Pipe making is both a craft and an art. The truly great pipe maker has perfected the craft, and is then freed to artistically go as far as possible, maybe even further than thought possible, while still maintaining the functionality of the pipe. In the end a pipe must smoke well. This is about engineering, making sure holes are the right size, holes line up correctly and walls are the right thickness.
There is much to be said about that, but for me, the driving force is the artistic nature of what can be done. Particularly with pipes, you have that exciting element of working with an organic substance, that necessitates adjusting to the material. In other words, if you are going to be effective you must allow the piece to follow the natural path that the grains and imperfections of the wood lead you.

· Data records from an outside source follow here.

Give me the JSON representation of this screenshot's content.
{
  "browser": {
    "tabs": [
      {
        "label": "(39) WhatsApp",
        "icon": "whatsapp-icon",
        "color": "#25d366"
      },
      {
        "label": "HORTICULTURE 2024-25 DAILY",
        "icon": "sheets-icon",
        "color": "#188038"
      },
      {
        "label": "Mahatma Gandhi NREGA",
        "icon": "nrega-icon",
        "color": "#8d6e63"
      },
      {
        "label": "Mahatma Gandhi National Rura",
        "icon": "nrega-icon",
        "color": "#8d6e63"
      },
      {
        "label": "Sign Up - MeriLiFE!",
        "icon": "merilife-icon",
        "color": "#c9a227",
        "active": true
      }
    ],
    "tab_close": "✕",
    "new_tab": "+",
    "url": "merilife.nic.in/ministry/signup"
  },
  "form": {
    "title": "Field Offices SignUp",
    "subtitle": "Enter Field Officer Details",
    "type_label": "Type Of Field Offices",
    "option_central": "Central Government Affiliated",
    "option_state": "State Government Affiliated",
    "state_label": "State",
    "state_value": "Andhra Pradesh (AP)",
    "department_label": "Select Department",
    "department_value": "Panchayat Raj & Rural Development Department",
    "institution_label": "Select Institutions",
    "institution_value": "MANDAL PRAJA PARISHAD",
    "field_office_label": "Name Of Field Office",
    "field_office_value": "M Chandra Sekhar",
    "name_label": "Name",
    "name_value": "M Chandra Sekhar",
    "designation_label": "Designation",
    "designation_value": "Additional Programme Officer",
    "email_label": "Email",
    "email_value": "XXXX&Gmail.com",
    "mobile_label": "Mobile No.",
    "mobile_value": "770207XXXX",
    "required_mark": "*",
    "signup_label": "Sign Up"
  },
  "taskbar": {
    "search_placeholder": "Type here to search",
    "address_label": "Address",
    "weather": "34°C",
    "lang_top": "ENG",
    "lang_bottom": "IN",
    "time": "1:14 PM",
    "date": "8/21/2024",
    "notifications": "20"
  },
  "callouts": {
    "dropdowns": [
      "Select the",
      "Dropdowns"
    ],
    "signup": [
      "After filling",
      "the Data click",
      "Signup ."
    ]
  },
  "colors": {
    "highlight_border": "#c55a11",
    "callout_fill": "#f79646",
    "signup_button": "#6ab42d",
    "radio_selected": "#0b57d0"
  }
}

This is also what I do in my sculpture and my paintings. I do not want to tell my work what it must be, but I allow the materials to make me adjust, and from the uniqueness of the material, I draw out beauty. My desire is to be a pipe maker that accomplishes this, and to continue to do so with my painting and sculpture.